Members of the European Parliament (MEPs) have rejected attempts to stop the proposed rules for what will be considered climate-aligned under the EU Taxonomy from going ahead.
The Climate Delegated Act, which sets out detailed criteria for economic activities contributing to climate change adaptation and mitigation, was subject to three separate objections by MEPs. These were all rejected in a vote yesterday afternoon in the European Parliament’s Committee on the Environment, Public Health and Food Safety (ENVI) and its Committee on Economic and Monetary Affairs (ECON).

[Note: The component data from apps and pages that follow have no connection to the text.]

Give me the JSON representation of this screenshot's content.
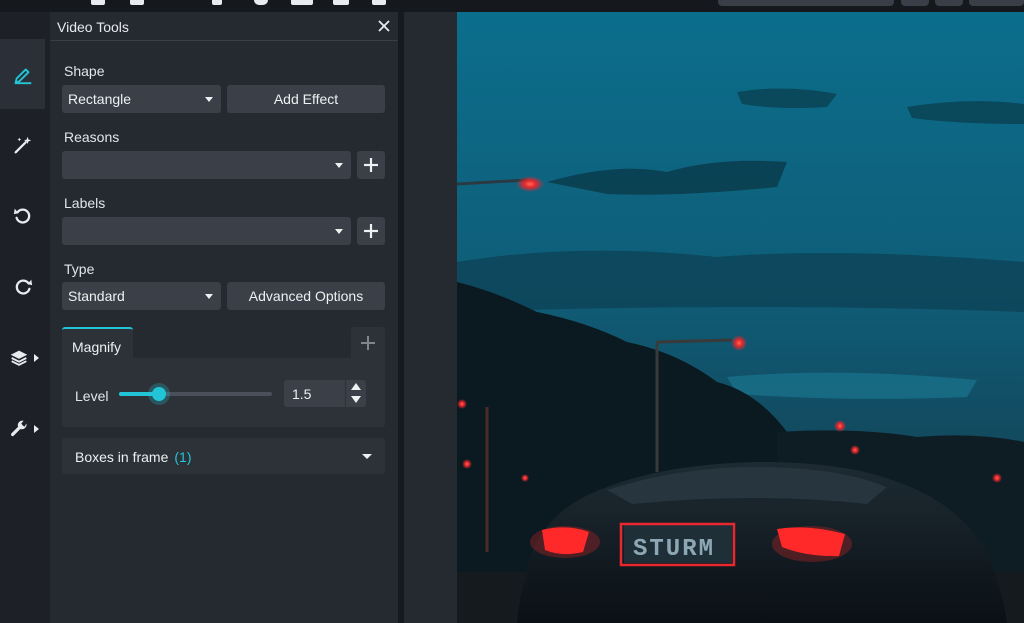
{
  "panel": {
    "title": "Video Tools",
    "shape": {
      "label": "Shape",
      "selected": "Rectangle",
      "add_effect_label": "Add Effect"
    },
    "reasons": {
      "label": "Reasons",
      "selected": ""
    },
    "labels": {
      "label": "Labels",
      "selected": ""
    },
    "type": {
      "label": "Type",
      "selected": "Standard",
      "advanced_label": "Advanced Options"
    },
    "magnify": {
      "tab_label": "Magnify",
      "level_label": "Level",
      "level_value": "1.5",
      "slider_fraction": 0.26
    },
    "boxes": {
      "label": "Boxes in frame",
      "count": "(1)"
    }
  },
  "sidebar": {
    "tools": [
      {
        "name": "pencil-icon",
        "active": true
      },
      {
        "name": "magic-wand-icon",
        "active": false
      },
      {
        "name": "undo-icon",
        "active": false
      },
      {
        "name": "redo-icon",
        "active": false
      },
      {
        "name": "layers-icon",
        "active": false
      },
      {
        "name": "wrench-icon",
        "active": false
      }
    ]
  },
  "canvas": {
    "plate_text": "STURM",
    "box_color": "#e8272e"
  },
  "colors": {
    "accent": "#22c5d6",
    "panel": "#252a31",
    "control": "#3a3f48"
  }
}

The objections for example said the Taxonomy should include nuclear energy – saying the proposed complementary delegated act on nuclear and natural gas, expected to be published in the coming months, “is not guaranteed” and that it is “not suitable to leave an issue of this importance unresolved by presenting several delegated acts”. Another objection called for the act to be better aligned with the Paris Agreement.

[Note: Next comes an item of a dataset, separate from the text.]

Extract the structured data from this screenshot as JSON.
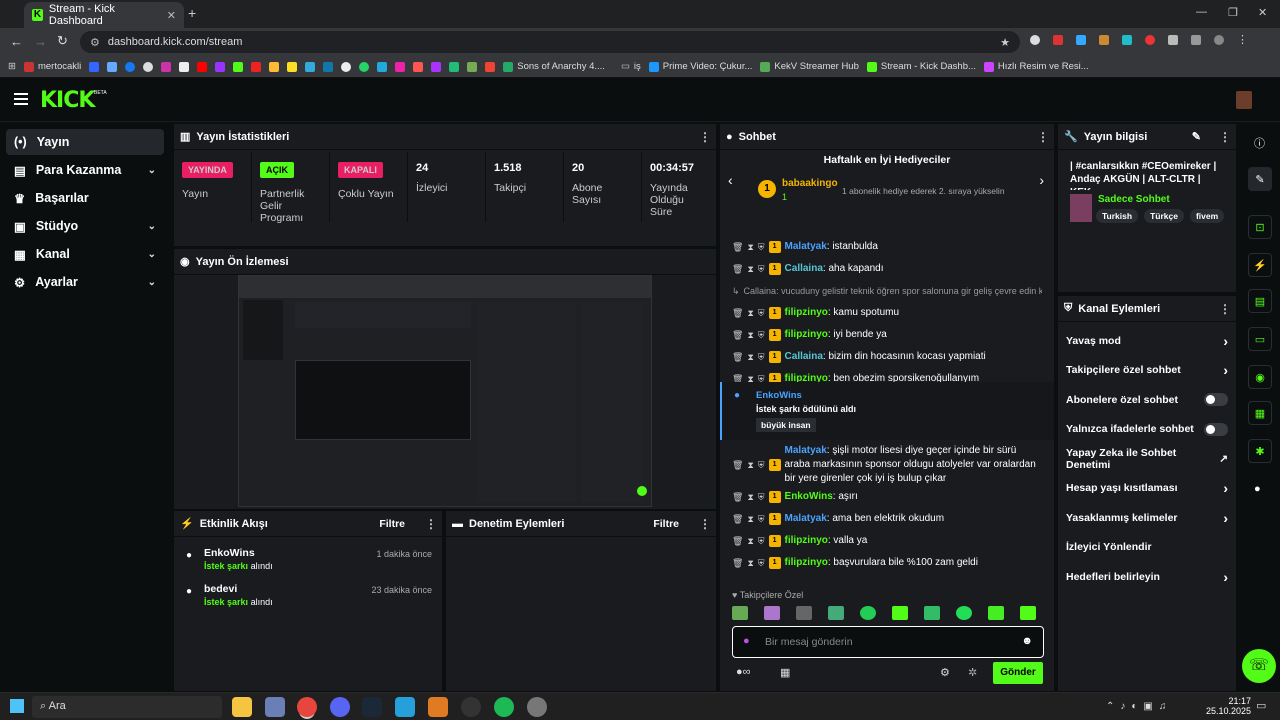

One objection also included a line urging the Commission to “prevent an expansion of taxonomy to so-called harmful activities as this would hinder the transformation efforts of companies”. While this is not part of the Climate Delegated Act, the Platform on Sustainable Finance expert group this summer published a draft report saying it proposed the extension of the EU Taxonomy to cover activities significantly harmful to the environment in the future.
Dutch MEP Paul Tang welcomed the development saying: “this week the European Parliament set an important step towards making finance more sustainable”. French MEP Paul Canfin, also Chair of the ENVI Committee, said the vote paves the way for the adoption of the delegated act at the next Plenary.

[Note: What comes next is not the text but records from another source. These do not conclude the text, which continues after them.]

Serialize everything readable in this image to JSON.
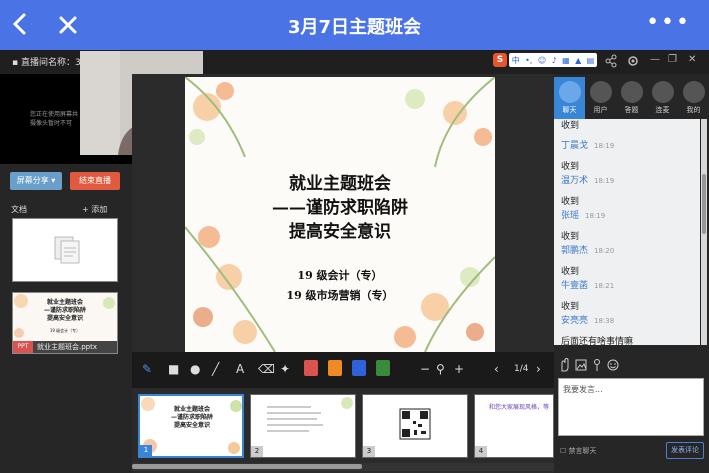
{
  "header": {
    "title": "3月7日主题班会"
  },
  "window": {
    "room_name": "直播间名称：3月"
  },
  "left": {
    "video_msg_line1": "您正在使用屏幕共",
    "video_msg_line2": "摄像头暂时不可",
    "screen_share_label": "屏幕分享 ▾",
    "end_live_label": "结束直播",
    "docs_label": "文档",
    "add_label": "+ 添加",
    "doc_thumb_title1": "就业主题班会",
    "doc_thumb_title2": "—谨防求职陷阱",
    "doc_thumb_title3": "提高安全意识",
    "doc_thumb_sub": "19 级会计（专）",
    "doc_type": "PPT",
    "doc_filename": "就业主题班会.pptx"
  },
  "slide": {
    "title1": "就业主题班会",
    "title2": "——谨防求职陷阱",
    "title3": "提高安全意识",
    "class1": "19 级会计（专）",
    "class2": "19 级市场营销（专）"
  },
  "tabs": [
    {
      "label": "聊天",
      "icon": "chat-icon"
    },
    {
      "label": "用户",
      "icon": "users-icon"
    },
    {
      "label": "答题",
      "icon": "pen-icon"
    },
    {
      "label": "连麦",
      "icon": "mic-icon"
    },
    {
      "label": "我的",
      "icon": "person-icon"
    }
  ],
  "chat": {
    "top_partial": "收到",
    "messages": [
      {
        "name": "丁晨戈",
        "time": "18:19",
        "text": "收到"
      },
      {
        "name": "温万术",
        "time": "18:19",
        "text": "收到"
      },
      {
        "name": "张瑶",
        "time": "18:19",
        "text": "收到"
      },
      {
        "name": "郭鹏杰",
        "time": "18:20",
        "text": "收到"
      },
      {
        "name": "牛壹菡",
        "time": "18:21",
        "text": "收到"
      },
      {
        "name": "安亮亮",
        "time": "18:38",
        "text": "后面还有啥事情嘛"
      }
    ],
    "input_placeholder": "我要发言...",
    "ban_label": "禁言聊天",
    "send_label": "发表评论"
  },
  "toolbar": {
    "page": "1/4"
  },
  "thumbs": {
    "t1_line1": "就业主题班会",
    "t1_line2": "—谨防求职陷阱",
    "t1_line3": "提高安全意识",
    "t4_text": "和您大家展现风格，等",
    "nums": [
      "1",
      "2",
      "3",
      "4"
    ]
  },
  "colors": {
    "accent": "#4a74e6",
    "red": "#d9534f",
    "orange": "#f08a24",
    "blue": "#3160d8",
    "green": "#3a8a3a"
  }
}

The ENVI-ECON vote could see the Delegated Act go through Parliament. But if a political group or at least one-twentieth of its members (36 MEPs) bring an objection to the agenda of the next Plenary session, taking place next week, a full Plenary vote will be triggered.
Emma Wiesner, a Swedish MEPs behind one of the objections, told Swedish EU news website Europaportalen that she would consider whether there’s enough support to bring the issue to a Plenary vote.
If this does not happen, the act is expected to be adopted by Parliament.
However, the EU Member States in the Council have already asked for a two-month extension to the scrutiny period of the act, as reported by RI last week. It is believed member states want more clarity on the separate delegated act for nuclear and natural gas before making up their mind, and will now have until early December to do so.
An EC spokesperson would not confirm the timing of the publication of the additional delegated act, saying: "The Commission will adopt the complementary Climate Delegated Act as soon as possible after the end of the specific review process."